Review: Logitech G703 Lightspeed Wireless Gaming Mouse
4.8Overall Score
Price (RRP): $149.95 Manufacturer: Logitech

I usually have a Microsoft Bluetooth mouse connected to my Surface Pro 4, and it’s frustrating how much I have to shake it to get it to connect and start things up. Must wireless mouses necessarily be slow? Indeed, not, as demonstrated by the Logitech G703 Lightspeed Wireless Gaming Mouse

Features

Clearly Logitech keeps its gaming devices and productivity devices as entirely separate things, even though the gadgets often perform the same basic function. If you go to Logitech website you’ll search for the G703 in vain if you look under mouses. You’ll have to click on the Logitech G logo at the top left to get to the gaming site, and there you’ll find the fancy gaming keyboards, headsets and, of course, mice.

The G703 is second from the top of the Logitech gaming heap. As the name indicates, it’s wireless. But it’s also wired. That’s because it is powered in a very different way to most wireless mouses. Two very different ways.

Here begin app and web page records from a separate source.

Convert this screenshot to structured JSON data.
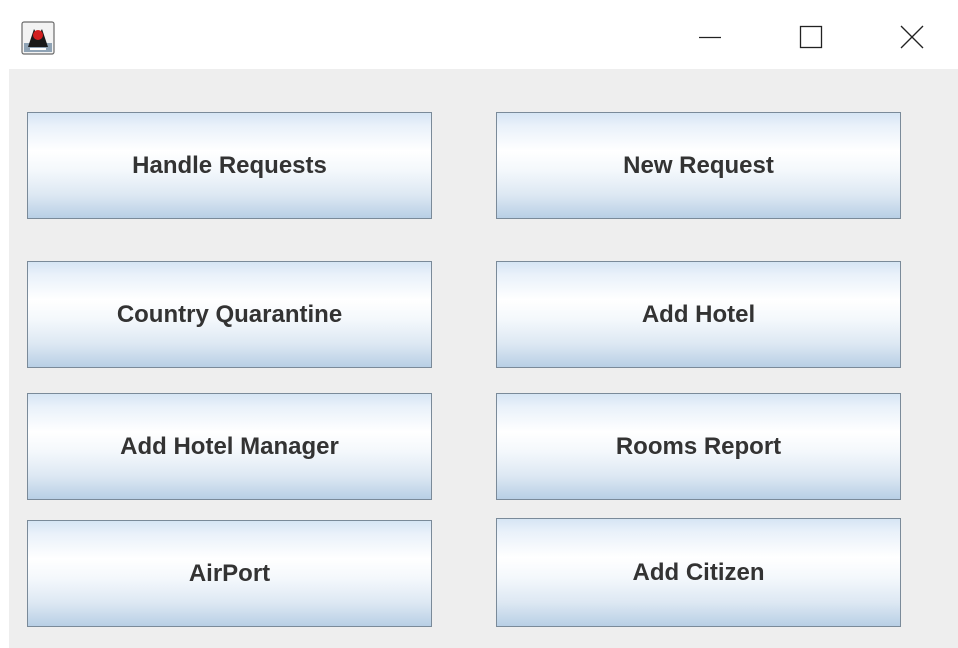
{
  "window": {
    "app_icon": "java-duke-icon",
    "controls": {
      "minimize_icon": "minimize-icon",
      "maximize_icon": "maximize-icon",
      "close_icon": "close-icon"
    }
  },
  "buttons": {
    "handle_requests": "Handle Requests",
    "new_request": "New Request",
    "country_quarantine": "Country Quarantine",
    "add_hotel": "Add Hotel",
    "add_hotel_manager": "Add Hotel Manager",
    "rooms_report": "Rooms Report",
    "airport": "AirPort",
    "add_citizen": "Add Citizen"
  },
  "colors": {
    "content_background": "#eeeeee",
    "button_border": "#7a8a99",
    "button_text": "#333333"
  }
}
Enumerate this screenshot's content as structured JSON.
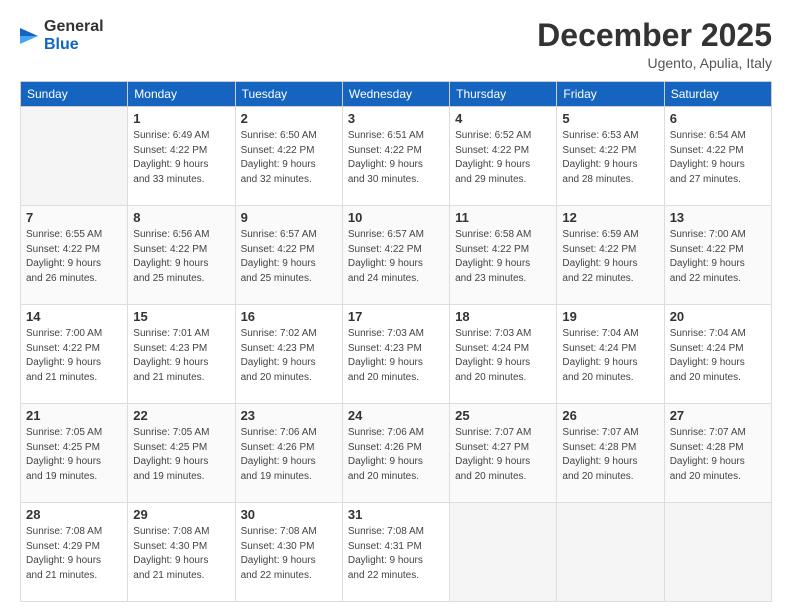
{
  "header": {
    "logo_line1": "General",
    "logo_line2": "Blue",
    "month": "December 2025",
    "location": "Ugento, Apulia, Italy"
  },
  "days_of_week": [
    "Sunday",
    "Monday",
    "Tuesday",
    "Wednesday",
    "Thursday",
    "Friday",
    "Saturday"
  ],
  "weeks": [
    [
      {
        "day": "",
        "info": ""
      },
      {
        "day": "1",
        "info": "Sunrise: 6:49 AM\nSunset: 4:22 PM\nDaylight: 9 hours\nand 33 minutes."
      },
      {
        "day": "2",
        "info": "Sunrise: 6:50 AM\nSunset: 4:22 PM\nDaylight: 9 hours\nand 32 minutes."
      },
      {
        "day": "3",
        "info": "Sunrise: 6:51 AM\nSunset: 4:22 PM\nDaylight: 9 hours\nand 30 minutes."
      },
      {
        "day": "4",
        "info": "Sunrise: 6:52 AM\nSunset: 4:22 PM\nDaylight: 9 hours\nand 29 minutes."
      },
      {
        "day": "5",
        "info": "Sunrise: 6:53 AM\nSunset: 4:22 PM\nDaylight: 9 hours\nand 28 minutes."
      },
      {
        "day": "6",
        "info": "Sunrise: 6:54 AM\nSunset: 4:22 PM\nDaylight: 9 hours\nand 27 minutes."
      }
    ],
    [
      {
        "day": "7",
        "info": "Sunrise: 6:55 AM\nSunset: 4:22 PM\nDaylight: 9 hours\nand 26 minutes."
      },
      {
        "day": "8",
        "info": "Sunrise: 6:56 AM\nSunset: 4:22 PM\nDaylight: 9 hours\nand 25 minutes."
      },
      {
        "day": "9",
        "info": "Sunrise: 6:57 AM\nSunset: 4:22 PM\nDaylight: 9 hours\nand 25 minutes."
      },
      {
        "day": "10",
        "info": "Sunrise: 6:57 AM\nSunset: 4:22 PM\nDaylight: 9 hours\nand 24 minutes."
      },
      {
        "day": "11",
        "info": "Sunrise: 6:58 AM\nSunset: 4:22 PM\nDaylight: 9 hours\nand 23 minutes."
      },
      {
        "day": "12",
        "info": "Sunrise: 6:59 AM\nSunset: 4:22 PM\nDaylight: 9 hours\nand 22 minutes."
      },
      {
        "day": "13",
        "info": "Sunrise: 7:00 AM\nSunset: 4:22 PM\nDaylight: 9 hours\nand 22 minutes."
      }
    ],
    [
      {
        "day": "14",
        "info": "Sunrise: 7:00 AM\nSunset: 4:22 PM\nDaylight: 9 hours\nand 21 minutes."
      },
      {
        "day": "15",
        "info": "Sunrise: 7:01 AM\nSunset: 4:23 PM\nDaylight: 9 hours\nand 21 minutes."
      },
      {
        "day": "16",
        "info": "Sunrise: 7:02 AM\nSunset: 4:23 PM\nDaylight: 9 hours\nand 20 minutes."
      },
      {
        "day": "17",
        "info": "Sunrise: 7:03 AM\nSunset: 4:23 PM\nDaylight: 9 hours\nand 20 minutes."
      },
      {
        "day": "18",
        "info": "Sunrise: 7:03 AM\nSunset: 4:24 PM\nDaylight: 9 hours\nand 20 minutes."
      },
      {
        "day": "19",
        "info": "Sunrise: 7:04 AM\nSunset: 4:24 PM\nDaylight: 9 hours\nand 20 minutes."
      },
      {
        "day": "20",
        "info": "Sunrise: 7:04 AM\nSunset: 4:24 PM\nDaylight: 9 hours\nand 20 minutes."
      }
    ],
    [
      {
        "day": "21",
        "info": "Sunrise: 7:05 AM\nSunset: 4:25 PM\nDaylight: 9 hours\nand 19 minutes."
      },
      {
        "day": "22",
        "info": "Sunrise: 7:05 AM\nSunset: 4:25 PM\nDaylight: 9 hours\nand 19 minutes."
      },
      {
        "day": "23",
        "info": "Sunrise: 7:06 AM\nSunset: 4:26 PM\nDaylight: 9 hours\nand 19 minutes."
      },
      {
        "day": "24",
        "info": "Sunrise: 7:06 AM\nSunset: 4:26 PM\nDaylight: 9 hours\nand 20 minutes."
      },
      {
        "day": "25",
        "info": "Sunrise: 7:07 AM\nSunset: 4:27 PM\nDaylight: 9 hours\nand 20 minutes."
      },
      {
        "day": "26",
        "info": "Sunrise: 7:07 AM\nSunset: 4:28 PM\nDaylight: 9 hours\nand 20 minutes."
      },
      {
        "day": "27",
        "info": "Sunrise: 7:07 AM\nSunset: 4:28 PM\nDaylight: 9 hours\nand 20 minutes."
      }
    ],
    [
      {
        "day": "28",
        "info": "Sunrise: 7:08 AM\nSunset: 4:29 PM\nDaylight: 9 hours\nand 21 minutes."
      },
      {
        "day": "29",
        "info": "Sunrise: 7:08 AM\nSunset: 4:30 PM\nDaylight: 9 hours\nand 21 minutes."
      },
      {
        "day": "30",
        "info": "Sunrise: 7:08 AM\nSunset: 4:30 PM\nDaylight: 9 hours\nand 22 minutes."
      },
      {
        "day": "31",
        "info": "Sunrise: 7:08 AM\nSunset: 4:31 PM\nDaylight: 9 hours\nand 22 minutes."
      },
      {
        "day": "",
        "info": ""
      },
      {
        "day": "",
        "info": ""
      },
      {
        "day": "",
        "info": ""
      }
    ]
  ]
}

Wireless mouses typically just use a regular disposable AA battery for power and often compete on the basis of how long it will last – often more than a year. The G703 uses a modest rechargeable battery. The Logitech Gaming Software app gives an estimation of how long it will last. That depends on the settings, as we’ll see. It is certainly not more than a year, nor a month, nor even a week. But more than enough for a gaming session.

You see, the trick here is that it comes with a detachable cable – it’s a nice, cloth bound one and at 1.83 metres, a decent length. There’s USB at one end and Micro-B USB at the other. The Micro-B end has a kind of stabilising spade around it. When it’s plugged into the mouse, it moves very little.

You can use the mouse like that, plugged into the computer as though it were wired. It’s flexible and fast that way. Or you can use it that way for an hour or two until its charged up, then pull the plug. You leave the computer end plugged in, and plug the Micro-B USB end into the included Micro-B USB adaptor, into the other end of which you’ve plugged the tiny Logitech USB adaptor, which is of course also included.

That adaptor looks like a standard Logitech “Unifying” adaptor, but appears to use different technology in order to ensure the higher speed introduced with Logitech’s G900 Chaos Spectrum mouse. It’s rated at a 1ms report rate. That is, it can track at a thousand times a second.

But back to power. The other way of using it makes it permanently wireless, never having to be plugged in. For that you’ll need to buy the Logitech PowerPlay Wireless Charging System. This is a 321 by 344mm mouse pad which wirelessly charges compatible mice in use on its surface. Only the G703 and the more expensive G903 mice work with it. That’ll cost you $199.95. But it provides both an optimised gaming surface and freedom from ever charging (or putting batteries in) your mouse.

Customising

In addition to the standard left and right buttons and scroll wheel (which is also pressable, of course), there’s a small button on top just aft of the scroll wheel and two more on the left side. Apart from the left and right buttons, they can all be assigned to other functions, from a range of mouse functions, keystrokes or even multiple keystrokes via the keystroke recorder. Amongst the mouse functions are the kinds of things you might expect, like scrolling or replicating the standard clicks, things seemingly unrelated but convenient like changing the sound volume or playing and pausing, and very mouse specific things such as shifting the dots per inch resolution of the mouse, or switching between the three sensitivity, report rate and button assignment profiles you can use.

Also, if you aren’t a fan of extra buttons, you can just make the ones you don’t want “Unassigned” so that they do nothing.

All those things, along with the lighting in the scroll bar and Logitech “G” logo (you can choose the colour), the dots per inch sensitivity level and the “report rate” – the number of times per second the mouse reports its status to the computer – are adjusted using the Logitech Gaming Software. That’s the same software that you use for Logitech’s gaming keyboards, Brio webcam and headsets. It brings up relevant control pages for all detected compatible Logitech equipment.

I’ve got to say that this alone provides a fairly strong impetus for going with this one brand for as much as possible. It’s powerful software, fairly consistent across functions, and doesn’t seem to interfere with anything else.